▶ [PROBLEM TO SOLVE] Set down the data below in full and exactly, minus the pictures.
· · · · ·
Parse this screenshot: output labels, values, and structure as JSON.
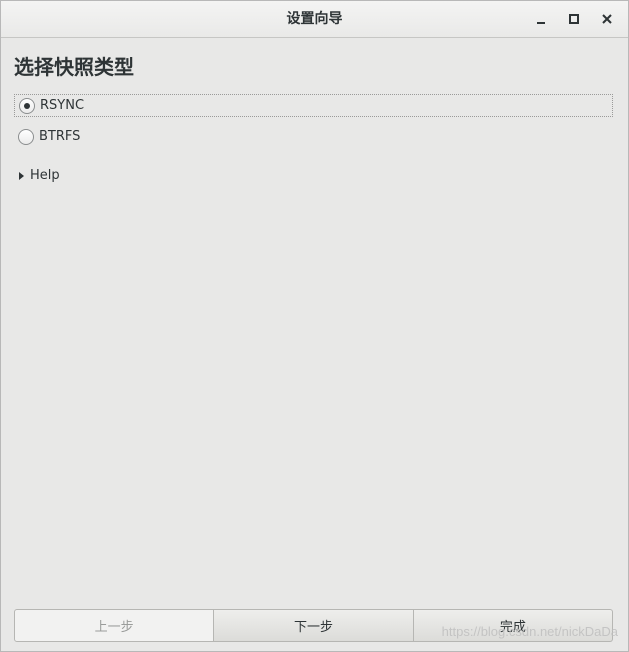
{
  "window": {
    "title": "设置向导",
    "controls": {
      "minimize": "minimize-icon",
      "maximize": "maximize-icon",
      "close": "close-icon"
    }
  },
  "page": {
    "heading": "选择快照类型"
  },
  "snapshot_types": [
    {
      "label": "RSYNC",
      "checked": true
    },
    {
      "label": "BTRFS",
      "checked": false
    }
  ],
  "help": {
    "label": "Help",
    "expanded": false
  },
  "buttons": {
    "back": "上一步",
    "next": "下一步",
    "finish": "完成"
  },
  "watermark": "https://blog.csdn.net/nickDaDa",
  "colors": {
    "text": "#2e3436",
    "background": "#e8e8e7",
    "disabled_text": "#9a9c9a"
  }
}
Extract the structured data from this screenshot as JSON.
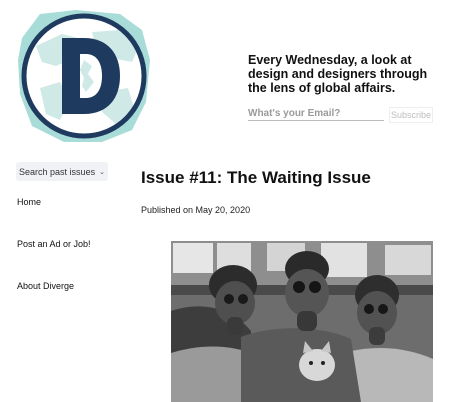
{
  "header": {
    "tagline": "Every Wednesday, a look at design and designers through the lens of global affairs.",
    "email_placeholder": "What's your Email?",
    "subscribe_label": "Subscribe"
  },
  "sidebar": {
    "search_label": "Search past issues",
    "items": [
      {
        "label": "Home"
      },
      {
        "label": "Post an Ad or Job!"
      },
      {
        "label": "About Diverge"
      }
    ]
  },
  "article": {
    "title": "Issue #11: The Waiting Issue",
    "published": "Published on May 20, 2020"
  },
  "colors": {
    "logo_navy": "#1f3a5f",
    "logo_aqua": "#a8dcd8",
    "search_bg": "#f0f2f5"
  },
  "icons": {
    "logo": "diverge-d-globe-logo",
    "dropdown": "chevron-down-icon"
  }
}
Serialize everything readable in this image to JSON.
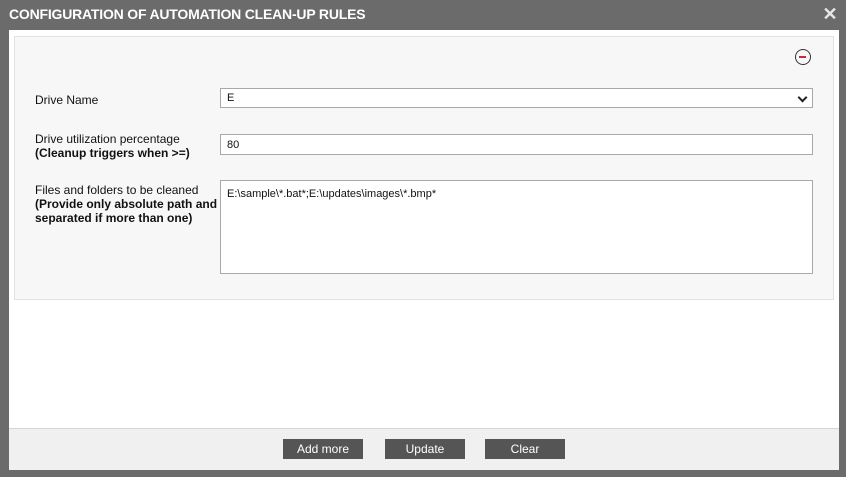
{
  "dialog": {
    "title": "CONFIGURATION OF AUTOMATION CLEAN-UP RULES",
    "close_glyph": "✕"
  },
  "form": {
    "drive_name": {
      "label": "Drive Name",
      "value": "E"
    },
    "utilization": {
      "label": "Drive utilization percentage",
      "sublabel": "(Cleanup triggers when >=)",
      "value": "80"
    },
    "files": {
      "label": "Files and folders to be cleaned",
      "sublabel_line1": "(Provide only absolute path and ;",
      "sublabel_line2": "separated if more than one)",
      "value": "E:\\sample\\*.bat*;E:\\updates\\images\\*.bmp*"
    }
  },
  "footer": {
    "add_more": "Add more",
    "update": "Update",
    "clear": "Clear"
  },
  "icons": {
    "remove": "minus-circle-icon",
    "close": "close-icon",
    "dropdown": "chevron-down-icon"
  }
}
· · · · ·
▶ [TASK OUTPUT]
Parse this screenshot: output labels, values, and structure as JSON.
{
  "window": {
    "title": "设置向导",
    "controls": {
      "minimize": "minimize-icon",
      "maximize": "maximize-icon",
      "close": "close-icon"
    }
  },
  "page": {
    "heading": "选择快照类型"
  },
  "snapshot_types": [
    {
      "label": "RSYNC",
      "checked": true
    },
    {
      "label": "BTRFS",
      "checked": false
    }
  ],
  "help": {
    "label": "Help",
    "expanded": false
  },
  "buttons": {
    "back": "上一步",
    "next": "下一步",
    "finish": "完成"
  },
  "watermark": "https://blog.csdn.net/nickDaDa",
  "colors": {
    "text": "#2e3436",
    "background": "#e8e8e7",
    "disabled_text": "#9a9c9a"
  }
}
Extract the structured data from this screenshot as JSON.
{
  "header": {
    "tagline": "Every Wednesday, a look at design and designers through the lens of global affairs.",
    "email_placeholder": "What's your Email?",
    "subscribe_label": "Subscribe"
  },
  "sidebar": {
    "search_label": "Search past issues",
    "items": [
      {
        "label": "Home"
      },
      {
        "label": "Post an Ad or Job!"
      },
      {
        "label": "About Diverge"
      }
    ]
  },
  "article": {
    "title": "Issue #11: The Waiting Issue",
    "published": "Published on May 20, 2020"
  },
  "colors": {
    "logo_navy": "#1f3a5f",
    "logo_aqua": "#a8dcd8",
    "search_bg": "#f0f2f5"
  },
  "icons": {
    "logo": "diverge-d-globe-logo",
    "dropdown": "chevron-down-icon"
  }
}
Serialize everything readable in this image to JSON.
{
  "dialog": {
    "title": "CONFIGURATION OF AUTOMATION CLEAN-UP RULES",
    "close_glyph": "✕"
  },
  "form": {
    "drive_name": {
      "label": "Drive Name",
      "value": "E"
    },
    "utilization": {
      "label": "Drive utilization percentage",
      "sublabel": "(Cleanup triggers when >=)",
      "value": "80"
    },
    "files": {
      "label": "Files and folders to be cleaned",
      "sublabel_line1": "(Provide only absolute path and ;",
      "sublabel_line2": "separated if more than one)",
      "value": "E:\\sample\\*.bat*;E:\\updates\\images\\*.bmp*"
    }
  },
  "footer": {
    "add_more": "Add more",
    "update": "Update",
    "clear": "Clear"
  },
  "icons": {
    "remove": "minus-circle-icon",
    "close": "close-icon",
    "dropdown": "chevron-down-icon"
  }
}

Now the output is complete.